Half-way there Kelly asked me, “Why are we eating so healthy?”
So we started talking about weight, and health, and exercise–not for the first time by any means. Most of our residents struggle at least some with weight issues, and it poses a real predicament for us. On the one hand, as adults they should have a significant degree of choice in this most basic human activity. On the other, we're charged with exercising judgement and care when they can't (or don't want to) over things that impact their long-term health.
I recall a former case manager, Stephanie, who visited a diabetic camper who'd had to leave camp early because we couldn't control her blood sugar. Stephanie has the world's softest heart, and she drove a considerable distance once the session was over to check on the lady, who weighed about 300 pounds and lived alone in a small apartment. When Stephanie returned she said, “Judy, it just broke my heart. Her whole house is crammed with candy and cookies. Nobody's helping her control this disease.”
During followup, she learned the camper did not have a guardian, and that her service coordinator had determined that they had no right to intervene. The camper's right to choose the food she put in her mouth trumped the agency's duty to ensure her long-term health and well-being. They did all the right things–training sessions, counseling, and education–and didn't feel they had any options to do more.

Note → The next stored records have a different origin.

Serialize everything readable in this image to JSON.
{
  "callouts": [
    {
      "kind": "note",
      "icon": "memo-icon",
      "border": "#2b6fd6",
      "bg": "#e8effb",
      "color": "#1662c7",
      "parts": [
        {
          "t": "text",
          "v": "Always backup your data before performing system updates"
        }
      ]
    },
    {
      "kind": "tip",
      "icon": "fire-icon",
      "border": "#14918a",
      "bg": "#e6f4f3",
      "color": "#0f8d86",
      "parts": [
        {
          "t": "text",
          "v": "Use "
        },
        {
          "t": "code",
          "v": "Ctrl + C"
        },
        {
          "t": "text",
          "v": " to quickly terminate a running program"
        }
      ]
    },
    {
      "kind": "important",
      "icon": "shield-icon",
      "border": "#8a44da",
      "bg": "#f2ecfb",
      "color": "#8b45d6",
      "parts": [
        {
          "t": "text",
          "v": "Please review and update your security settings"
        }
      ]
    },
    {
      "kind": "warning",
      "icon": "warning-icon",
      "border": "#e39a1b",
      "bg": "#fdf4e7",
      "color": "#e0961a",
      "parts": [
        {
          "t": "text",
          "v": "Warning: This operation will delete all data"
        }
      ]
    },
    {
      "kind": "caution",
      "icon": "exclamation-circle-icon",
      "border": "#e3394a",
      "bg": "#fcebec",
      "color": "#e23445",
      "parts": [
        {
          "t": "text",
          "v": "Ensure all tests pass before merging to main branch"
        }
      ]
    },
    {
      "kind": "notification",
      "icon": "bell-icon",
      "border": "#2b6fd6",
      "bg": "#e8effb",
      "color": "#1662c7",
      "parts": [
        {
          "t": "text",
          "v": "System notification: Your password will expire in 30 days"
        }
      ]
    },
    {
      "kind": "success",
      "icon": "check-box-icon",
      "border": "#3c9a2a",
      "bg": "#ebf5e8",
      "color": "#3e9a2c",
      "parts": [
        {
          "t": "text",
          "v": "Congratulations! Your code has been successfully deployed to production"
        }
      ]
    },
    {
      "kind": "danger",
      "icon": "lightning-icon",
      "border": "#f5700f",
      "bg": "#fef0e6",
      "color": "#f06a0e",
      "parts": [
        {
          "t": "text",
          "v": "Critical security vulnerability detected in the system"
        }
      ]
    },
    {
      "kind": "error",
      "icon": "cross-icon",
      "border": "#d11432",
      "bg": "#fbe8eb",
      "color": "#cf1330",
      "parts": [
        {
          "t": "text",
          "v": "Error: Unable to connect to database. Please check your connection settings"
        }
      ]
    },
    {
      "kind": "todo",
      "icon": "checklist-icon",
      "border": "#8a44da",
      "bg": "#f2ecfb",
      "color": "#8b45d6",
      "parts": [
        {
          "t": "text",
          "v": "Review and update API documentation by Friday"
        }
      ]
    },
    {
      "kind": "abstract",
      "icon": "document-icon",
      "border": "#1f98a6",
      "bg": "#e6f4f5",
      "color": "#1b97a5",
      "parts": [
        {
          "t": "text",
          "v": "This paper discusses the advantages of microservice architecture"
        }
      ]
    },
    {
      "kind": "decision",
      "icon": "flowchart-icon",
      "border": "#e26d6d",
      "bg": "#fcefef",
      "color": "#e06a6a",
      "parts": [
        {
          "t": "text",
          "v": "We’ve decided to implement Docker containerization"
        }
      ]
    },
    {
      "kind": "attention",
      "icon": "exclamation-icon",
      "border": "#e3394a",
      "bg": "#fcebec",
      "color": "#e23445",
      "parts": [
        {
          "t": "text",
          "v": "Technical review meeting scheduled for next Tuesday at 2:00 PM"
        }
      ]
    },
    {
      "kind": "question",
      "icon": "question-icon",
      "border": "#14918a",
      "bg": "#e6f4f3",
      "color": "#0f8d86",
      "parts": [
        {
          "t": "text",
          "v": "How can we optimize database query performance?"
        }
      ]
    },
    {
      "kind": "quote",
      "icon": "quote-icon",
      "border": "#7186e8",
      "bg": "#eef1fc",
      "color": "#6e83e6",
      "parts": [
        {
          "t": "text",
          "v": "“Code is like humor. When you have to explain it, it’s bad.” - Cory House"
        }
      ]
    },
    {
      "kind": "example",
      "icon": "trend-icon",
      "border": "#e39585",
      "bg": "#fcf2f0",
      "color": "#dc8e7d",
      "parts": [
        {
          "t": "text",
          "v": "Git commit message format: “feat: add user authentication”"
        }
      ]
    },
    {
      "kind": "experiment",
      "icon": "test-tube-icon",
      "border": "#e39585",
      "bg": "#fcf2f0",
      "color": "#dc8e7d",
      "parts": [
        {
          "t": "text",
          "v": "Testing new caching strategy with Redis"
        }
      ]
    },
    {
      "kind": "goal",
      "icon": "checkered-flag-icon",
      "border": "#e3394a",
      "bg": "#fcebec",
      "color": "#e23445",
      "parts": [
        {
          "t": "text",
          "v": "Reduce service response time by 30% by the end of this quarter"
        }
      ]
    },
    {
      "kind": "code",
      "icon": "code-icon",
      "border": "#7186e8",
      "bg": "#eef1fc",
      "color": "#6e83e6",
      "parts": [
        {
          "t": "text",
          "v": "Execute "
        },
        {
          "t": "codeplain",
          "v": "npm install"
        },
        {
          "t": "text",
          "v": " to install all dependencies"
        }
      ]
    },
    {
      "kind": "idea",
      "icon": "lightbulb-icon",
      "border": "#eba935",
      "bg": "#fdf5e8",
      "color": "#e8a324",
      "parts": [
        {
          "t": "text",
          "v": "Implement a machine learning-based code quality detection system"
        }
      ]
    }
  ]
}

We run into the same issues with our guys. (Oh heck, let's face it, we run into the same thing with ourselves.)
But we're not giving up. We're planning a major assault on fat and flab here at the Ranch, for everybody, not just the Ranchers. We're writing grant proposals and talking to Weight Watchers and personal trainers. We're investigating every nook and cranny of the Ranch and our activities to log where the extra calories come from, and determining how to limit them.

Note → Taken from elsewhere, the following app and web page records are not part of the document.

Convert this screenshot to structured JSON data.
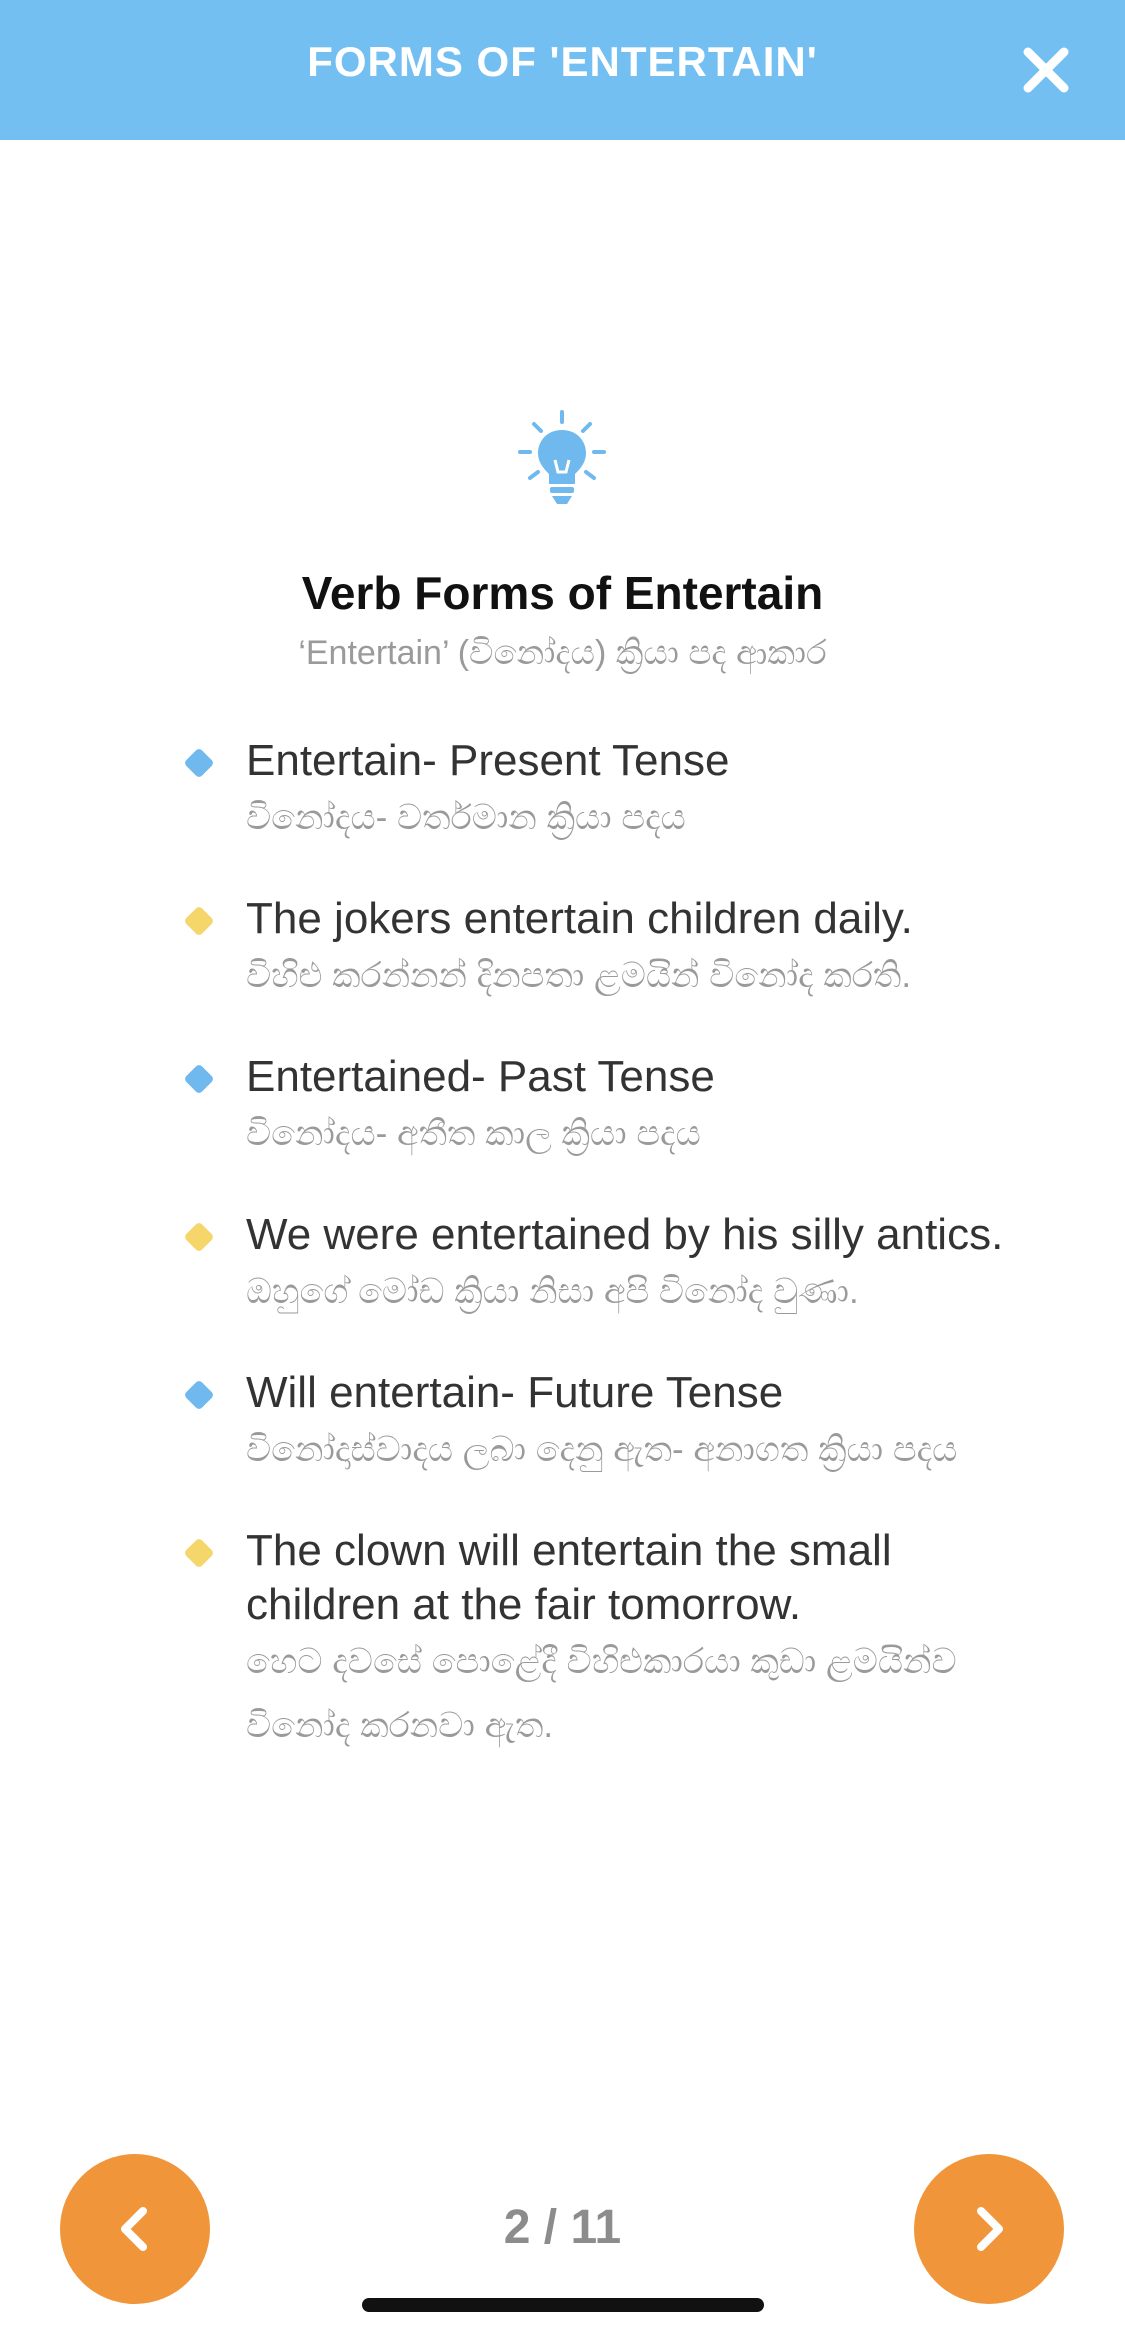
{
  "header": {
    "title": "FORMS OF 'ENTERTAIN'",
    "close_icon": "close-icon"
  },
  "colors": {
    "header_bg": "#73bff2",
    "accent_blue": "#6fb9ee",
    "accent_yellow": "#f5d66a",
    "nav_button": "#f0953a"
  },
  "content": {
    "icon": "lightbulb-icon",
    "title": "Verb Forms of Entertain",
    "subtitle": "‘Entertain’ (විනෝදය) ක්‍රියා පද ආකාර",
    "items": [
      {
        "color": "blue",
        "en": "Entertain- Present Tense",
        "si": "විනෝදය- වර්තමාන ක්‍රියා පදය"
      },
      {
        "color": "yellow",
        "en": "The jokers entertain children daily.",
        "si": "විහිළු කරන්නන් දිනපතා ළමයින් විනෝද කරති."
      },
      {
        "color": "blue",
        "en": "Entertained- Past Tense",
        "si": "විනෝදය- අතීත කාල ක්‍රියා පදය"
      },
      {
        "color": "yellow",
        "en": "We were entertained by his silly antics.",
        "si": "ඔහුගේ මෝඩ ක්‍රියා නිසා අපි විනෝද වුණා."
      },
      {
        "color": "blue",
        "en": "Will entertain- Future Tense",
        "si": "විනෝදාස්වාදය ලබා දෙනු ඇත- අනාගත ක්‍රියා පදය"
      },
      {
        "color": "yellow",
        "en": "The clown will entertain the small children at the fair tomorrow.",
        "si": "හෙට දවසේ පොළේදී විහිළුකාරයා කුඩා ළමයින්ව විනෝද කරනවා ඇත."
      }
    ]
  },
  "footer": {
    "prev_icon": "chevron-left-icon",
    "next_icon": "chevron-right-icon",
    "page_indicator": "2 / 11"
  }
}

There has to be a way, and we have to find it. People with Down syndrome are at high risk for diabetes and Alzheimer's, both of which can be influenced by proper diet and exercise, as can most disorders affecting the human condition.

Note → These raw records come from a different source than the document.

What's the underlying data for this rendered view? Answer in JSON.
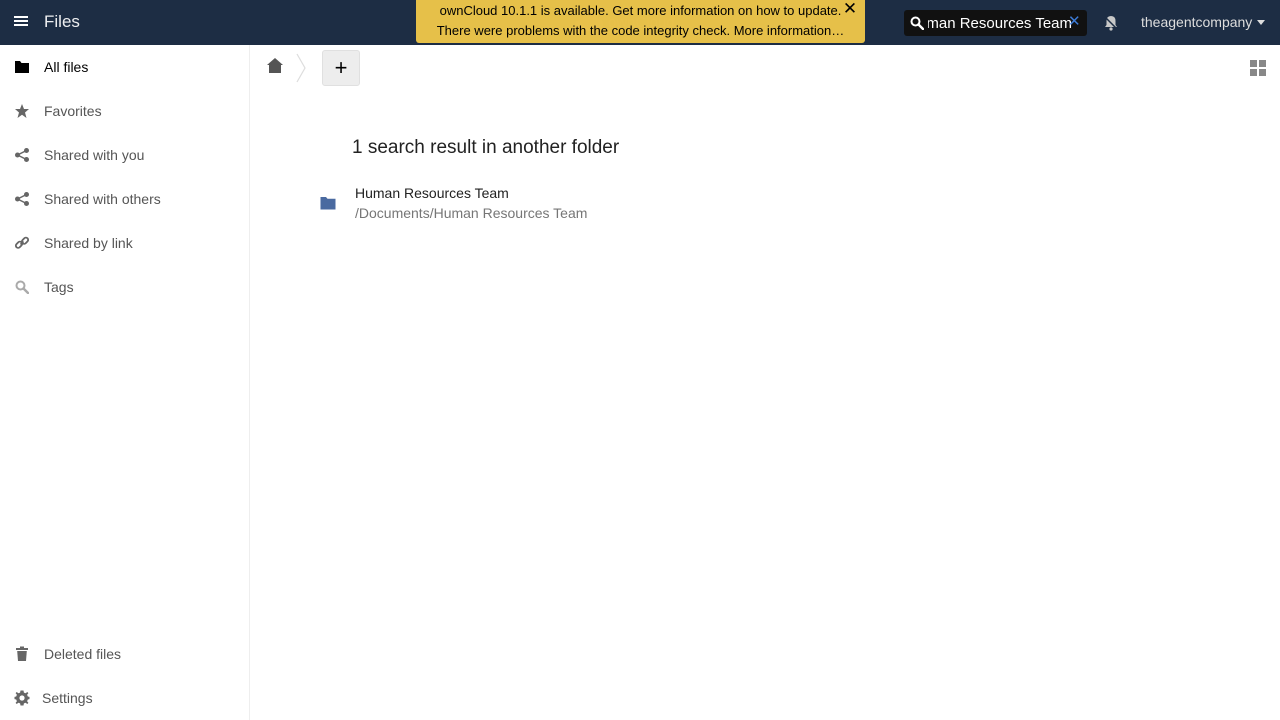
{
  "header": {
    "app_title": "Files",
    "logo_text": "ownCloud",
    "update_banner": {
      "line1": "ownCloud 10.1.1 is available. Get more information on how to update.",
      "line2": "There were problems with the code integrity check. More information…",
      "close_glyph": "✕"
    },
    "search": {
      "value": "Human Resources Team",
      "clear_glyph": "✕"
    },
    "user": "theagentcompany"
  },
  "sidebar": {
    "items": [
      {
        "label": "All files",
        "icon": "folder-icon",
        "active": true
      },
      {
        "label": "Favorites",
        "icon": "star-icon"
      },
      {
        "label": "Shared with you",
        "icon": "share-icon"
      },
      {
        "label": "Shared with others",
        "icon": "share-icon"
      },
      {
        "label": "Shared by link",
        "icon": "link-icon"
      },
      {
        "label": "Tags",
        "icon": "tag-search-icon"
      }
    ],
    "bottom": [
      {
        "label": "Deleted files",
        "icon": "trash-icon"
      },
      {
        "label": "Settings",
        "icon": "gear-icon"
      }
    ]
  },
  "controls": {
    "new_label": "+"
  },
  "main": {
    "search_heading": "1 search result in another folder",
    "results": [
      {
        "name": "Human Resources Team",
        "path": "/Documents/Human Resources Team",
        "icon": "folder-icon"
      }
    ]
  },
  "colors": {
    "header_bg": "#1d2d44",
    "banner_bg": "#ebc34a",
    "folder_icon": "#4a6aa0",
    "search_clear": "#3d7bd6"
  }
}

I'll be reporting on our progress. Wish us luck.
Food images courtesy of Google Images